**WORK REQUEST**
Below is a set of records; restate each one word for word.

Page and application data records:
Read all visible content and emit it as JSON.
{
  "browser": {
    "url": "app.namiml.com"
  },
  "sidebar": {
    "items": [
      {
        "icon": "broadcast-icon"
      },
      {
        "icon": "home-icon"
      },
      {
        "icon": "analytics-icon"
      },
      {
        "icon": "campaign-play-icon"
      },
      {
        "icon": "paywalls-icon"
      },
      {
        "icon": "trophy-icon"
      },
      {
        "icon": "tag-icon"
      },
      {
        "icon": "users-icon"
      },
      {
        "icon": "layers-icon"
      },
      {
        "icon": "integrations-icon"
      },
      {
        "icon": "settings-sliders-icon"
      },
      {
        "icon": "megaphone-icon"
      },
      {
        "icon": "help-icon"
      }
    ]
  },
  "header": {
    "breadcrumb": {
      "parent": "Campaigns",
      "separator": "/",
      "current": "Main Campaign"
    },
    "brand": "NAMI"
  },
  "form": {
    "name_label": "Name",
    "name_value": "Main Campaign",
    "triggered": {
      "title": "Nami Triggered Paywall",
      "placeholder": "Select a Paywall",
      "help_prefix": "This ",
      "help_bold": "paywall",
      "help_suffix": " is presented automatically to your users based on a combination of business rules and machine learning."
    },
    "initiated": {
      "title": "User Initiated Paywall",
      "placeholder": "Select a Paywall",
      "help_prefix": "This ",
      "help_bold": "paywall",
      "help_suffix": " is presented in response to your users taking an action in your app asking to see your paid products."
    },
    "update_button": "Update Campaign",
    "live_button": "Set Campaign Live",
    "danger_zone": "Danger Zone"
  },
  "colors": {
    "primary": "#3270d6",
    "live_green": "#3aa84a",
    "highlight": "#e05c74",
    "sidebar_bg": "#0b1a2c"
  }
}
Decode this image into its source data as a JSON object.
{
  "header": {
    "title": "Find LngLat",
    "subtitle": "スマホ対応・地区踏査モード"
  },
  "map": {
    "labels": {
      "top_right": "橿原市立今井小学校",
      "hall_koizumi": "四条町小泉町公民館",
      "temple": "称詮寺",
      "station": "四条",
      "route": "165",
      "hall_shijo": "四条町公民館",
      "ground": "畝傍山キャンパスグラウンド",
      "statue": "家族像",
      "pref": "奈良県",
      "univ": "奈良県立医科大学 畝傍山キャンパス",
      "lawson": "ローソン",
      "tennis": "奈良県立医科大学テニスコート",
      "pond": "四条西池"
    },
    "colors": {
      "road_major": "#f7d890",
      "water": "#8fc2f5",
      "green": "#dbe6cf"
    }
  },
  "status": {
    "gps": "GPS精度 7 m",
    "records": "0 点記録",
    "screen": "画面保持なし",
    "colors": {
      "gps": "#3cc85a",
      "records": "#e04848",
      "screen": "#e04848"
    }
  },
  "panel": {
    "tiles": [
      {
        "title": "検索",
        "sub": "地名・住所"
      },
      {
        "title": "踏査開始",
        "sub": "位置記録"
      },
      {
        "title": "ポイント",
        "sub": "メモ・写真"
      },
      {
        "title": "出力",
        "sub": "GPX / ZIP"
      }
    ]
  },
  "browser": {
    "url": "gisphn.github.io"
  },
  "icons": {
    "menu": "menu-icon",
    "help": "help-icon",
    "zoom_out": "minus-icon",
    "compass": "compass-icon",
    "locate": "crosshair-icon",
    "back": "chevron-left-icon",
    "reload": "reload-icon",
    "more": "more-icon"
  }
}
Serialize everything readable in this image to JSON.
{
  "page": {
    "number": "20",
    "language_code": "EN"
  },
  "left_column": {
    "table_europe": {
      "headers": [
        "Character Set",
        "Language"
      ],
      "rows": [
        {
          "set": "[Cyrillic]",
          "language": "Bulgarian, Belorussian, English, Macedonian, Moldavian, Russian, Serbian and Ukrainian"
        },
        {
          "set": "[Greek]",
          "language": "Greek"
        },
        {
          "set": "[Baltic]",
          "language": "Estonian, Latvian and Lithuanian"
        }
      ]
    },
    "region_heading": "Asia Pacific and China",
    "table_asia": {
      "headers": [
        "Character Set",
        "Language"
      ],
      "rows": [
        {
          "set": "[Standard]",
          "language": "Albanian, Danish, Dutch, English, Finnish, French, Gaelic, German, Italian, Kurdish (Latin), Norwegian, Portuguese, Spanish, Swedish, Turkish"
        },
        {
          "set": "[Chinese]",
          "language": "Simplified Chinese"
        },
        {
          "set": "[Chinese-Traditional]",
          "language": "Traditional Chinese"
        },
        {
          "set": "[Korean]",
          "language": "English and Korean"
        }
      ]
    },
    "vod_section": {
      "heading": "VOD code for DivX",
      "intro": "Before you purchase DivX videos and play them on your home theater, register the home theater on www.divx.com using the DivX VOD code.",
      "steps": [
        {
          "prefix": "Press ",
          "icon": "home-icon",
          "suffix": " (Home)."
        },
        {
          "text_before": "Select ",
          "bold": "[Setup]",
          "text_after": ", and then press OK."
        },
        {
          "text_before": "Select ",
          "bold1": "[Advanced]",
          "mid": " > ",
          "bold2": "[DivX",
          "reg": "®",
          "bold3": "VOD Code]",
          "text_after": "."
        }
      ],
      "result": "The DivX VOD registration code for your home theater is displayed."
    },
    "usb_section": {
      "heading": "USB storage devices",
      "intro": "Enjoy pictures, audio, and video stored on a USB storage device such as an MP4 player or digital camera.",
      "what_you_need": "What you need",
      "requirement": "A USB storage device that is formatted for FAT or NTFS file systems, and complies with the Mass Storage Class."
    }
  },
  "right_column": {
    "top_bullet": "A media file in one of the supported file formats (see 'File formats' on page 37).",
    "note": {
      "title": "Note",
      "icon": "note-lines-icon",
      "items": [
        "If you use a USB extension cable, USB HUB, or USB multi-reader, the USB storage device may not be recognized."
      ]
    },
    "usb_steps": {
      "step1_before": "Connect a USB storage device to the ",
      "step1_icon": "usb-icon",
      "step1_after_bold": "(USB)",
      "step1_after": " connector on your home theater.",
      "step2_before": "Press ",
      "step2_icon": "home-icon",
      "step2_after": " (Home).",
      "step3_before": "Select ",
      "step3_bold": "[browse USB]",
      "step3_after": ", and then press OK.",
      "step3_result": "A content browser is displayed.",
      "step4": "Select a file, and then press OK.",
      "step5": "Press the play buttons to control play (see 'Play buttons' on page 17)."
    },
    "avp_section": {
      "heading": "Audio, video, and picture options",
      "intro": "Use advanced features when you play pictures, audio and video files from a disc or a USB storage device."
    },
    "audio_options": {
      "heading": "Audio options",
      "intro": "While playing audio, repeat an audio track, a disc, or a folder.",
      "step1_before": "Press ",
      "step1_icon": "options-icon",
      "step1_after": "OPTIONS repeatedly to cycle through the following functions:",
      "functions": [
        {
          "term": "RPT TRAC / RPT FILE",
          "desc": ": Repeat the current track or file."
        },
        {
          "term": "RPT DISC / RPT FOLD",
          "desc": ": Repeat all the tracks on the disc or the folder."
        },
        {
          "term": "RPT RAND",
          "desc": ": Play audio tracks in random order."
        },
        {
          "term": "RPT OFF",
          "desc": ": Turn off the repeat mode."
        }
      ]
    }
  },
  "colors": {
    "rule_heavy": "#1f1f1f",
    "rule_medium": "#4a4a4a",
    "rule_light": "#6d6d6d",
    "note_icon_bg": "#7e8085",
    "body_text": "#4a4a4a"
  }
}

**SOLUTION TO THIS TASK**
Read all visible content and emit it as JSON.
{
  "browser": {
    "url": "app.namiml.com"
  },
  "sidebar": {
    "items": [
      {
        "icon": "broadcast-icon"
      },
      {
        "icon": "home-icon"
      },
      {
        "icon": "analytics-icon"
      },
      {
        "icon": "campaign-play-icon"
      },
      {
        "icon": "paywalls-icon"
      },
      {
        "icon": "trophy-icon"
      },
      {
        "icon": "tag-icon"
      },
      {
        "icon": "users-icon"
      },
      {
        "icon": "layers-icon"
      },
      {
        "icon": "integrations-icon"
      },
      {
        "icon": "settings-sliders-icon"
      },
      {
        "icon": "megaphone-icon"
      },
      {
        "icon": "help-icon"
      }
    ]
  },
  "header": {
    "breadcrumb": {
      "parent": "Campaigns",
      "separator": "/",
      "current": "Main Campaign"
    },
    "brand": "NAMI"
  },
  "form": {
    "name_label": "Name",
    "name_value": "Main Campaign",
    "triggered": {
      "title": "Nami Triggered Paywall",
      "placeholder": "Select a Paywall",
      "help_prefix": "This ",
      "help_bold": "paywall",
      "help_suffix": " is presented automatically to your users based on a combination of business rules and machine learning."
    },
    "initiated": {
      "title": "User Initiated Paywall",
      "placeholder": "Select a Paywall",
      "help_prefix": "This ",
      "help_bold": "paywall",
      "help_suffix": " is presented in response to your users taking an action in your app asking to see your paid products."
    },
    "update_button": "Update Campaign",
    "live_button": "Set Campaign Live",
    "danger_zone": "Danger Zone"
  },
  "colors": {
    "primary": "#3270d6",
    "live_green": "#3aa84a",
    "highlight": "#e05c74",
    "sidebar_bg": "#0b1a2c"
  }
}
Decode this image into its source data as a JSON object.
{
  "header": {
    "title": "Find LngLat",
    "subtitle": "スマホ対応・地区踏査モード"
  },
  "map": {
    "labels": {
      "top_right": "橿原市立今井小学校",
      "hall_koizumi": "四条町小泉町公民館",
      "temple": "称詮寺",
      "station": "四条",
      "route": "165",
      "hall_shijo": "四条町公民館",
      "ground": "畝傍山キャンパスグラウンド",
      "statue": "家族像",
      "pref": "奈良県",
      "univ": "奈良県立医科大学 畝傍山キャンパス",
      "lawson": "ローソン",
      "tennis": "奈良県立医科大学テニスコート",
      "pond": "四条西池"
    },
    "colors": {
      "road_major": "#f7d890",
      "water": "#8fc2f5",
      "green": "#dbe6cf"
    }
  },
  "status": {
    "gps": "GPS精度 7 m",
    "records": "0 点記録",
    "screen": "画面保持なし",
    "colors": {
      "gps": "#3cc85a",
      "records": "#e04848",
      "screen": "#e04848"
    }
  },
  "panel": {
    "tiles": [
      {
        "title": "検索",
        "sub": "地名・住所"
      },
      {
        "title": "踏査開始",
        "sub": "位置記録"
      },
      {
        "title": "ポイント",
        "sub": "メモ・写真"
      },
      {
        "title": "出力",
        "sub": "GPX / ZIP"
      }
    ]
  },
  "browser": {
    "url": "gisphn.github.io"
  },
  "icons": {
    "menu": "menu-icon",
    "help": "help-icon",
    "zoom_out": "minus-icon",
    "compass": "compass-icon",
    "locate": "crosshair-icon",
    "back": "chevron-left-icon",
    "reload": "reload-icon",
    "more": "more-icon"
  }
}
Serialize everything readable in this image to JSON.
{
  "page": {
    "number": "20",
    "language_code": "EN"
  },
  "left_column": {
    "table_europe": {
      "headers": [
        "Character Set",
        "Language"
      ],
      "rows": [
        {
          "set": "[Cyrillic]",
          "language": "Bulgarian, Belorussian, English, Macedonian, Moldavian, Russian, Serbian and Ukrainian"
        },
        {
          "set": "[Greek]",
          "language": "Greek"
        },
        {
          "set": "[Baltic]",
          "language": "Estonian, Latvian and Lithuanian"
        }
      ]
    },
    "region_heading": "Asia Pacific and China",
    "table_asia": {
      "headers": [
        "Character Set",
        "Language"
      ],
      "rows": [
        {
          "set": "[Standard]",
          "language": "Albanian, Danish, Dutch, English, Finnish, French, Gaelic, German, Italian, Kurdish (Latin), Norwegian, Portuguese, Spanish, Swedish, Turkish"
        },
        {
          "set": "[Chinese]",
          "language": "Simplified Chinese"
        },
        {
          "set": "[Chinese-Traditional]",
          "language": "Traditional Chinese"
        },
        {
          "set": "[Korean]",
          "language": "English and Korean"
        }
      ]
    },
    "vod_section": {
      "heading": "VOD code for DivX",
      "intro": "Before you purchase DivX videos and play them on your home theater, register the home theater on www.divx.com using the DivX VOD code.",
      "steps": [
        {
          "prefix": "Press ",
          "icon": "home-icon",
          "suffix": " (Home)."
        },
        {
          "text_before": "Select ",
          "bold": "[Setup]",
          "text_after": ", and then press OK."
        },
        {
          "text_before": "Select ",
          "bold1": "[Advanced]",
          "mid": " > ",
          "bold2": "[DivX",
          "reg": "®",
          "bold3": "VOD Code]",
          "text_after": "."
        }
      ],
      "result": "The DivX VOD registration code for your home theater is displayed."
    },
    "usb_section": {
      "heading": "USB storage devices",
      "intro": "Enjoy pictures, audio, and video stored on a USB storage device such as an MP4 player or digital camera.",
      "what_you_need": "What you need",
      "requirement": "A USB storage device that is formatted for FAT or NTFS file systems, and complies with the Mass Storage Class."
    }
  },
  "right_column": {
    "top_bullet": "A media file in one of the supported file formats (see 'File formats' on page 37).",
    "note": {
      "title": "Note",
      "icon": "note-lines-icon",
      "items": [
        "If you use a USB extension cable, USB HUB, or USB multi-reader, the USB storage device may not be recognized."
      ]
    },
    "usb_steps": {
      "step1_before": "Connect a USB storage device to the ",
      "step1_icon": "usb-icon",
      "step1_after_bold": "(USB)",
      "step1_after": " connector on your home theater.",
      "step2_before": "Press ",
      "step2_icon": "home-icon",
      "step2_after": " (Home).",
      "step3_before": "Select ",
      "step3_bold": "[browse USB]",
      "step3_after": ", and then press OK.",
      "step3_result": "A content browser is displayed.",
      "step4": "Select a file, and then press OK.",
      "step5": "Press the play buttons to control play (see 'Play buttons' on page 17)."
    },
    "avp_section": {
      "heading": "Audio, video, and picture options",
      "intro": "Use advanced features when you play pictures, audio and video files from a disc or a USB storage device."
    },
    "audio_options": {
      "heading": "Audio options",
      "intro": "While playing audio, repeat an audio track, a disc, or a folder.",
      "step1_before": "Press ",
      "step1_icon": "options-icon",
      "step1_after": "OPTIONS repeatedly to cycle through the following functions:",
      "functions": [
        {
          "term": "RPT TRAC / RPT FILE",
          "desc": ": Repeat the current track or file."
        },
        {
          "term": "RPT DISC / RPT FOLD",
          "desc": ": Repeat all the tracks on the disc or the folder."
        },
        {
          "term": "RPT RAND",
          "desc": ": Play audio tracks in random order."
        },
        {
          "term": "RPT OFF",
          "desc": ": Turn off the repeat mode."
        }
      ]
    }
  },
  "colors": {
    "rule_heavy": "#1f1f1f",
    "rule_medium": "#4a4a4a",
    "rule_light": "#6d6d6d",
    "note_icon_bg": "#7e8085",
    "body_text": "#4a4a4a"
  }
}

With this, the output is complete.